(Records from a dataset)
####

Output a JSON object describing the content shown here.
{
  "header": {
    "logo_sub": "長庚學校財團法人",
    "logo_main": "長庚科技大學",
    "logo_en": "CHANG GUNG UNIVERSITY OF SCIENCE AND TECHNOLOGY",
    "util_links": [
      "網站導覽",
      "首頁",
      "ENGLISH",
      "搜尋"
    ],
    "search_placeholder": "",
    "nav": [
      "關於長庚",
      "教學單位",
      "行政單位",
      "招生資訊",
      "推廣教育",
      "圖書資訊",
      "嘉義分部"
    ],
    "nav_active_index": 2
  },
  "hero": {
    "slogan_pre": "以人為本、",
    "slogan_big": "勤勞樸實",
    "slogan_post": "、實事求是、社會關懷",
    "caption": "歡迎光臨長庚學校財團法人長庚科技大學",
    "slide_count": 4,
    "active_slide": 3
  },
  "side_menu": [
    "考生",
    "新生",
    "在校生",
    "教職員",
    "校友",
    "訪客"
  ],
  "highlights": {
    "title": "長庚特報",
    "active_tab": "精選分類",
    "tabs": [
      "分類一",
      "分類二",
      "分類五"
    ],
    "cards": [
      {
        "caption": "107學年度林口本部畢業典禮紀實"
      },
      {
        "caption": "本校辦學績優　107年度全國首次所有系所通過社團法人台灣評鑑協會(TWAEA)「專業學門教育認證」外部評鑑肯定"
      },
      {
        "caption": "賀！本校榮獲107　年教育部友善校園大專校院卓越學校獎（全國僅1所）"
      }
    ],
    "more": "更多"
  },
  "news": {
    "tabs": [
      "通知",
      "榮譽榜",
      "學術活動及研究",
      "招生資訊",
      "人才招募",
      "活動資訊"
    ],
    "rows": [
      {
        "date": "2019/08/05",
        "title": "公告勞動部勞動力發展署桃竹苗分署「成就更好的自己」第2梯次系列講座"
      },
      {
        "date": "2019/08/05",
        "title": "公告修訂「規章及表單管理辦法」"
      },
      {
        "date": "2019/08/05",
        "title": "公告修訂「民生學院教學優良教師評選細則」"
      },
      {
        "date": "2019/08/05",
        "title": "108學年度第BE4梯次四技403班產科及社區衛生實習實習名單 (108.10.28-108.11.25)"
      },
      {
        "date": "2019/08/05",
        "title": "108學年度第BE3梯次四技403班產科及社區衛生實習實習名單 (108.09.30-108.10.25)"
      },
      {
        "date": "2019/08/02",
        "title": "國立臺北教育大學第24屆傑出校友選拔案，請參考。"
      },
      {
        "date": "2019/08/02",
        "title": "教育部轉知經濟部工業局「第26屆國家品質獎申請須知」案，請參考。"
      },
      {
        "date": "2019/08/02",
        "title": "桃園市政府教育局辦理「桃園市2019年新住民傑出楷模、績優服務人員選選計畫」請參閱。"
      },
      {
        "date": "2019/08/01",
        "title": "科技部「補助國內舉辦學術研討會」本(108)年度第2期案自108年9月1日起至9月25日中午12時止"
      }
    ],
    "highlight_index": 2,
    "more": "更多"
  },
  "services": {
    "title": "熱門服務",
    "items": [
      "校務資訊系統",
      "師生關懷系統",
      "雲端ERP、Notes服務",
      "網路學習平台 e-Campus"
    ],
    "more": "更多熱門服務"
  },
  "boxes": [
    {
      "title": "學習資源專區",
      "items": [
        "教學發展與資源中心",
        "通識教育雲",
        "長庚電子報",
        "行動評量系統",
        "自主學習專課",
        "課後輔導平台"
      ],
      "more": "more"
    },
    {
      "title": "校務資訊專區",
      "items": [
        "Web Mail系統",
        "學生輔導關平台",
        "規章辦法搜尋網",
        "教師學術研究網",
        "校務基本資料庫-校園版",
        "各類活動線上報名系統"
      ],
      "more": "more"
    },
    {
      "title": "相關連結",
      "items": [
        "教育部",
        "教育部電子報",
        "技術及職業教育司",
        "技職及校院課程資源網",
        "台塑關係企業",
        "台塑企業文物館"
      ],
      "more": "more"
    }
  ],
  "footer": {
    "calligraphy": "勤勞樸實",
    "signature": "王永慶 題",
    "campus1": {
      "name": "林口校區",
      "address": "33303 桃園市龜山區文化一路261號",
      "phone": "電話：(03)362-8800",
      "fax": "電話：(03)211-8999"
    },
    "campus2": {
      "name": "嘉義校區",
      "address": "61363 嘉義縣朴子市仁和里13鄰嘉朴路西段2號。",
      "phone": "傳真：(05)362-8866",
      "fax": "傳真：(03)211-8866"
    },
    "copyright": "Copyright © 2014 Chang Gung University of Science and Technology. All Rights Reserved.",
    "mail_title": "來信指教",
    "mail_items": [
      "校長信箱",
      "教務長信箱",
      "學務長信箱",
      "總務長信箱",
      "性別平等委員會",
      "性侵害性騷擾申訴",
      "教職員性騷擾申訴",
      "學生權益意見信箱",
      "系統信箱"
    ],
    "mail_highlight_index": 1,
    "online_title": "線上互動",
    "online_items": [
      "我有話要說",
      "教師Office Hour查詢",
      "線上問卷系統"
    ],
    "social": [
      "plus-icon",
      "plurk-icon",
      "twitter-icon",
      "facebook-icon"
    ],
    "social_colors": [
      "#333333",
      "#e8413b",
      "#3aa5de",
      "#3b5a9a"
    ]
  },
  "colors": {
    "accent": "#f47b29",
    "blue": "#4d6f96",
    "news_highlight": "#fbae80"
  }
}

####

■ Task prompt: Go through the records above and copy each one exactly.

■ Your solution:
Output a JSON object describing the content shown here.
{
  "header": {
    "logo_sub": "長庚學校財團法人",
    "logo_main": "長庚科技大學",
    "logo_en": "CHANG GUNG UNIVERSITY OF SCIENCE AND TECHNOLOGY",
    "util_links": [
      "網站導覽",
      "首頁",
      "ENGLISH",
      "搜尋"
    ],
    "search_placeholder": "",
    "nav": [
      "關於長庚",
      "教學單位",
      "行政單位",
      "招生資訊",
      "推廣教育",
      "圖書資訊",
      "嘉義分部"
    ],
    "nav_active_index": 2
  },
  "hero": {
    "slogan_pre": "以人為本、",
    "slogan_big": "勤勞樸實",
    "slogan_post": "、實事求是、社會關懷",
    "caption": "歡迎光臨長庚學校財團法人長庚科技大學",
    "slide_count": 4,
    "active_slide": 3
  },
  "side_menu": [
    "考生",
    "新生",
    "在校生",
    "教職員",
    "校友",
    "訪客"
  ],
  "highlights": {
    "title": "長庚特報",
    "active_tab": "精選分類",
    "tabs": [
      "分類一",
      "分類二",
      "分類五"
    ],
    "cards": [
      {
        "caption": "107學年度林口本部畢業典禮紀實"
      },
      {
        "caption": "本校辦學績優　107年度全國首次所有系所通過社團法人台灣評鑑協會(TWAEA)「專業學門教育認證」外部評鑑肯定"
      },
      {
        "caption": "賀！本校榮獲107　年教育部友善校園大專校院卓越學校獎（全國僅1所）"
      }
    ],
    "more": "更多"
  },
  "news": {
    "tabs": [
      "通知",
      "榮譽榜",
      "學術活動及研究",
      "招生資訊",
      "人才招募",
      "活動資訊"
    ],
    "rows": [
      {
        "date": "2019/08/05",
        "title": "公告勞動部勞動力發展署桃竹苗分署「成就更好的自己」第2梯次系列講座"
      },
      {
        "date": "2019/08/05",
        "title": "公告修訂「規章及表單管理辦法」"
      },
      {
        "date": "2019/08/05",
        "title": "公告修訂「民生學院教學優良教師評選細則」"
      },
      {
        "date": "2019/08/05",
        "title": "108學年度第BE4梯次四技403班產科及社區衛生實習實習名單 (108.10.28-108.11.25)"
      },
      {
        "date": "2019/08/05",
        "title": "108學年度第BE3梯次四技403班產科及社區衛生實習實習名單 (108.09.30-108.10.25)"
      },
      {
        "date": "2019/08/02",
        "title": "國立臺北教育大學第24屆傑出校友選拔案，請參考。"
      },
      {
        "date": "2019/08/02",
        "title": "教育部轉知經濟部工業局「第26屆國家品質獎申請須知」案，請參考。"
      },
      {
        "date": "2019/08/02",
        "title": "桃園市政府教育局辦理「桃園市2019年新住民傑出楷模、績優服務人員選選計畫」請參閱。"
      },
      {
        "date": "2019/08/01",
        "title": "科技部「補助國內舉辦學術研討會」本(108)年度第2期案自108年9月1日起至9月25日中午12時止"
      }
    ],
    "highlight_index": 2,
    "more": "更多"
  },
  "services": {
    "title": "熱門服務",
    "items": [
      "校務資訊系統",
      "師生關懷系統",
      "雲端ERP、Notes服務",
      "網路學習平台 e-Campus"
    ],
    "more": "更多熱門服務"
  },
  "boxes": [
    {
      "title": "學習資源專區",
      "items": [
        "教學發展與資源中心",
        "通識教育雲",
        "長庚電子報",
        "行動評量系統",
        "自主學習專課",
        "課後輔導平台"
      ],
      "more": "more"
    },
    {
      "title": "校務資訊專區",
      "items": [
        "Web Mail系統",
        "學生輔導關平台",
        "規章辦法搜尋網",
        "教師學術研究網",
        "校務基本資料庫-校園版",
        "各類活動線上報名系統"
      ],
      "more": "more"
    },
    {
      "title": "相關連結",
      "items": [
        "教育部",
        "教育部電子報",
        "技術及職業教育司",
        "技職及校院課程資源網",
        "台塑關係企業",
        "台塑企業文物館"
      ],
      "more": "more"
    }
  ],
  "footer": {
    "calligraphy": "勤勞樸實",
    "signature": "王永慶 題",
    "campus1": {
      "name": "林口校區",
      "address": "33303 桃園市龜山區文化一路261號",
      "phone": "電話：(03)362-8800",
      "fax": "電話：(03)211-8999"
    },
    "campus2": {
      "name": "嘉義校區",
      "address": "61363 嘉義縣朴子市仁和里13鄰嘉朴路西段2號。",
      "phone": "傳真：(05)362-8866",
      "fax": "傳真：(03)211-8866"
    },
    "copyright": "Copyright © 2014 Chang Gung University of Science and Technology. All Rights Reserved.",
    "mail_title": "來信指教",
    "mail_items": [
      "校長信箱",
      "教務長信箱",
      "學務長信箱",
      "總務長信箱",
      "性別平等委員會",
      "性侵害性騷擾申訴",
      "教職員性騷擾申訴",
      "學生權益意見信箱",
      "系統信箱"
    ],
    "mail_highlight_index": 1,
    "online_title": "線上互動",
    "online_items": [
      "我有話要說",
      "教師Office Hour查詢",
      "線上問卷系統"
    ],
    "social": [
      "plus-icon",
      "plurk-icon",
      "twitter-icon",
      "facebook-icon"
    ],
    "social_colors": [
      "#333333",
      "#e8413b",
      "#3aa5de",
      "#3b5a9a"
    ]
  },
  "colors": {
    "accent": "#f47b29",
    "blue": "#4d6f96",
    "news_highlight": "#fbae80"
  }
}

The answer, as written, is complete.